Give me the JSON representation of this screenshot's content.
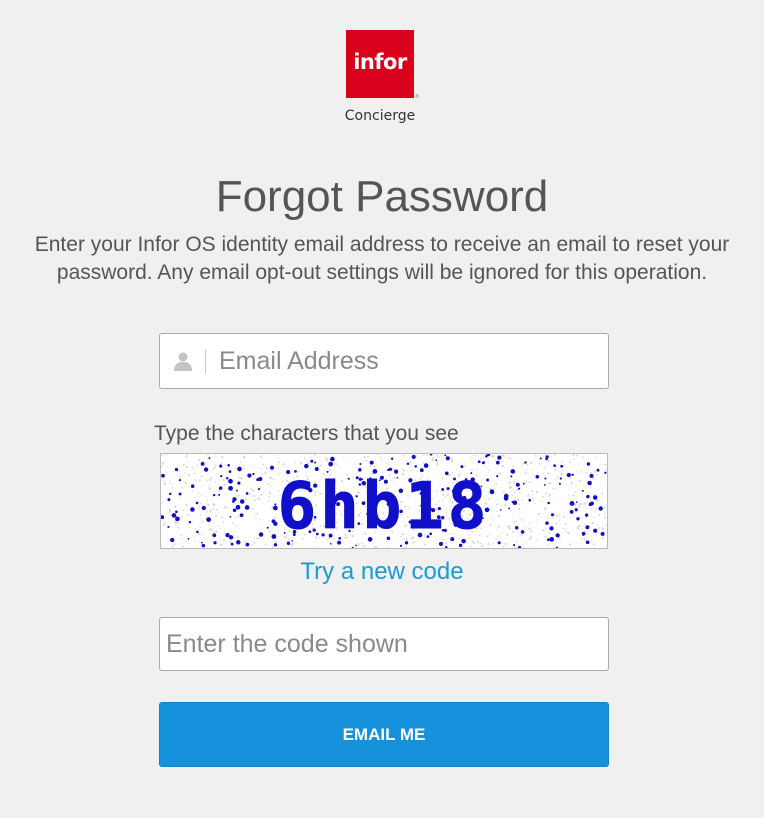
{
  "brand": {
    "logo_text": "infor",
    "logo_reg": "®",
    "subtitle": "Concierge",
    "accent_color": "#d9001b"
  },
  "page": {
    "title": "Forgot Password",
    "description": "Enter your Infor OS identity email address to receive an email to reset your password. Any email opt-out settings will be ignored for this operation."
  },
  "email_field": {
    "icon": "user-icon",
    "placeholder": "Email Address",
    "value": ""
  },
  "captcha": {
    "label": "Type the characters that you see",
    "code": "6hb18",
    "code_color": "#1010c8",
    "new_code_link": "Try a new code",
    "link_color": "#1a9ad7"
  },
  "code_field": {
    "placeholder": "Enter the code shown",
    "value": ""
  },
  "submit": {
    "label": "EMAIL ME",
    "color": "#1592db"
  }
}
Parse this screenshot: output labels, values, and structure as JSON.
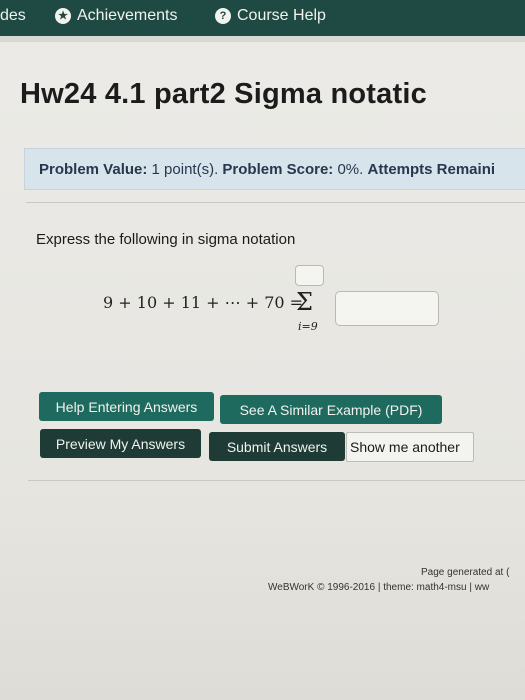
{
  "nav": {
    "partial_item": "des",
    "achievements": "Achievements",
    "course_help": "Course Help"
  },
  "page_title": "Hw24 4.1 part2 Sigma notatic",
  "info_bar": {
    "value_label": "Problem Value:",
    "value": "1 point(s).",
    "score_label": "Problem Score:",
    "score": "0%.",
    "attempts_label": "Attempts Remaini"
  },
  "problem": {
    "prompt": "Express the following in sigma notation",
    "expression": "9 + 10 + 11 + ⋯ + 70 =",
    "sigma_symbol": "Σ",
    "lower_limit": "i=9"
  },
  "buttons": {
    "help_entering": "Help Entering Answers",
    "similar_example": "See A Similar Example (PDF)",
    "preview": "Preview My Answers",
    "submit": "Submit Answers",
    "show_another": "Show me another"
  },
  "footer": {
    "generated": "Page generated at (",
    "copyright": "WeBWorK © 1996-2016 | theme: math4-msu | ww"
  },
  "colors": {
    "header_bg": "#1e4a43",
    "teal_button": "#1f6a5f",
    "dark_button": "#1f3b36",
    "info_bg": "#d7e4ec"
  }
}
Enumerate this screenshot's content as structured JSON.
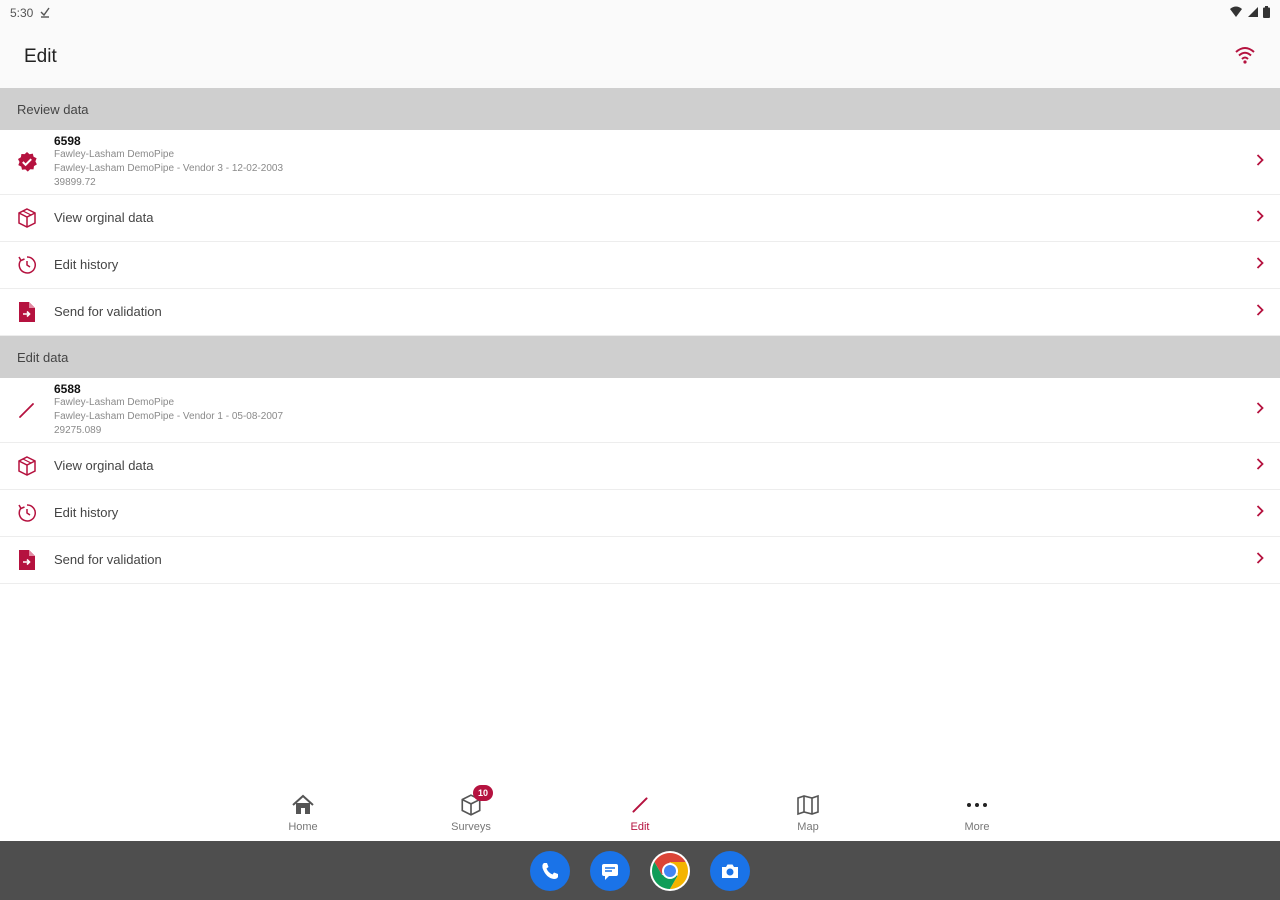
{
  "status": {
    "time": "5:30"
  },
  "app_bar": {
    "title": "Edit"
  },
  "sections": [
    {
      "header": "Review data",
      "record": {
        "id": "6598",
        "line1": "Fawley-Lasham DemoPipe",
        "line2": "Fawley-Lasham DemoPipe - Vendor 3 - 12-02-2003",
        "line3": "39899.72"
      },
      "actions": [
        {
          "label": "View orginal data",
          "icon": "cube-icon"
        },
        {
          "label": "Edit history",
          "icon": "history-icon"
        },
        {
          "label": "Send for validation",
          "icon": "send-document-icon"
        }
      ]
    },
    {
      "header": "Edit data",
      "record": {
        "id": "6588",
        "line1": "Fawley-Lasham DemoPipe",
        "line2": "Fawley-Lasham DemoPipe - Vendor 1 - 05-08-2007",
        "line3": "29275.089"
      },
      "actions": [
        {
          "label": "View orginal data",
          "icon": "cube-icon"
        },
        {
          "label": "Edit history",
          "icon": "history-icon"
        },
        {
          "label": "Send for validation",
          "icon": "send-document-icon"
        }
      ]
    }
  ],
  "bottom_nav": {
    "items": [
      {
        "label": "Home",
        "icon": "home-icon"
      },
      {
        "label": "Surveys",
        "icon": "cube-icon",
        "badge": "10"
      },
      {
        "label": "Edit",
        "icon": "pencil-icon",
        "active": true
      },
      {
        "label": "Map",
        "icon": "map-icon"
      },
      {
        "label": "More",
        "icon": "more-icon"
      }
    ]
  },
  "dock": [
    "phone-icon",
    "messages-icon",
    "chrome-icon",
    "camera-icon"
  ],
  "colors": {
    "accent": "#b5123f",
    "section_header_bg": "#cfcfcf",
    "system_bar_bg": "#4e4e4e"
  }
}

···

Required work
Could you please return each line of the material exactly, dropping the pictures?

Exercise output
Give me the JSON representation of this screenshot's content.
{
  "brand": {
    "logo_text": "infor",
    "logo_reg": "®",
    "subtitle": "Concierge",
    "accent_color": "#d9001b"
  },
  "page": {
    "title": "Forgot Password",
    "description": "Enter your Infor OS identity email address to receive an email to reset your password. Any email opt-out settings will be ignored for this operation."
  },
  "email_field": {
    "icon": "user-icon",
    "placeholder": "Email Address",
    "value": ""
  },
  "captcha": {
    "label": "Type the characters that you see",
    "code": "6hb18",
    "code_color": "#1010c8",
    "new_code_link": "Try a new code",
    "link_color": "#1a9ad7"
  },
  "code_field": {
    "placeholder": "Enter the code shown",
    "value": ""
  },
  "submit": {
    "label": "EMAIL ME",
    "color": "#1592db"
  }
}
Parse this screenshot: output labels, values, and structure as JSON.
{
  "nav": {
    "partial_item": "des",
    "achievements": "Achievements",
    "course_help": "Course Help"
  },
  "page_title": "Hw24 4.1 part2 Sigma notatic",
  "info_bar": {
    "value_label": "Problem Value:",
    "value": "1 point(s).",
    "score_label": "Problem Score:",
    "score": "0%.",
    "attempts_label": "Attempts Remaini"
  },
  "problem": {
    "prompt": "Express the following in sigma notation",
    "expression": "9 + 10 + 11 + ⋯ + 70 =",
    "sigma_symbol": "Σ",
    "lower_limit": "i=9"
  },
  "buttons": {
    "help_entering": "Help Entering Answers",
    "similar_example": "See A Similar Example (PDF)",
    "preview": "Preview My Answers",
    "submit": "Submit Answers",
    "show_another": "Show me another"
  },
  "footer": {
    "generated": "Page generated at (",
    "copyright": "WeBWorK © 1996-2016 | theme: math4-msu | ww"
  },
  "colors": {
    "header_bg": "#1e4a43",
    "teal_button": "#1f6a5f",
    "dark_button": "#1f3b36",
    "info_bg": "#d7e4ec"
  }
}
Enumerate this screenshot's content as structured JSON.
{
  "status": {
    "time": "5:30"
  },
  "app_bar": {
    "title": "Edit"
  },
  "sections": [
    {
      "header": "Review data",
      "record": {
        "id": "6598",
        "line1": "Fawley-Lasham DemoPipe",
        "line2": "Fawley-Lasham DemoPipe - Vendor 3 - 12-02-2003",
        "line3": "39899.72"
      },
      "actions": [
        {
          "label": "View orginal data",
          "icon": "cube-icon"
        },
        {
          "label": "Edit history",
          "icon": "history-icon"
        },
        {
          "label": "Send for validation",
          "icon": "send-document-icon"
        }
      ]
    },
    {
      "header": "Edit data",
      "record": {
        "id": "6588",
        "line1": "Fawley-Lasham DemoPipe",
        "line2": "Fawley-Lasham DemoPipe - Vendor 1 - 05-08-2007",
        "line3": "29275.089"
      },
      "actions": [
        {
          "label": "View orginal data",
          "icon": "cube-icon"
        },
        {
          "label": "Edit history",
          "icon": "history-icon"
        },
        {
          "label": "Send for validation",
          "icon": "send-document-icon"
        }
      ]
    }
  ],
  "bottom_nav": {
    "items": [
      {
        "label": "Home",
        "icon": "home-icon"
      },
      {
        "label": "Surveys",
        "icon": "cube-icon",
        "badge": "10"
      },
      {
        "label": "Edit",
        "icon": "pencil-icon",
        "active": true
      },
      {
        "label": "Map",
        "icon": "map-icon"
      },
      {
        "label": "More",
        "icon": "more-icon"
      }
    ]
  },
  "dock": [
    "phone-icon",
    "messages-icon",
    "chrome-icon",
    "camera-icon"
  ],
  "colors": {
    "accent": "#b5123f",
    "section_header_bg": "#cfcfcf",
    "system_bar_bg": "#4e4e4e"
  }
}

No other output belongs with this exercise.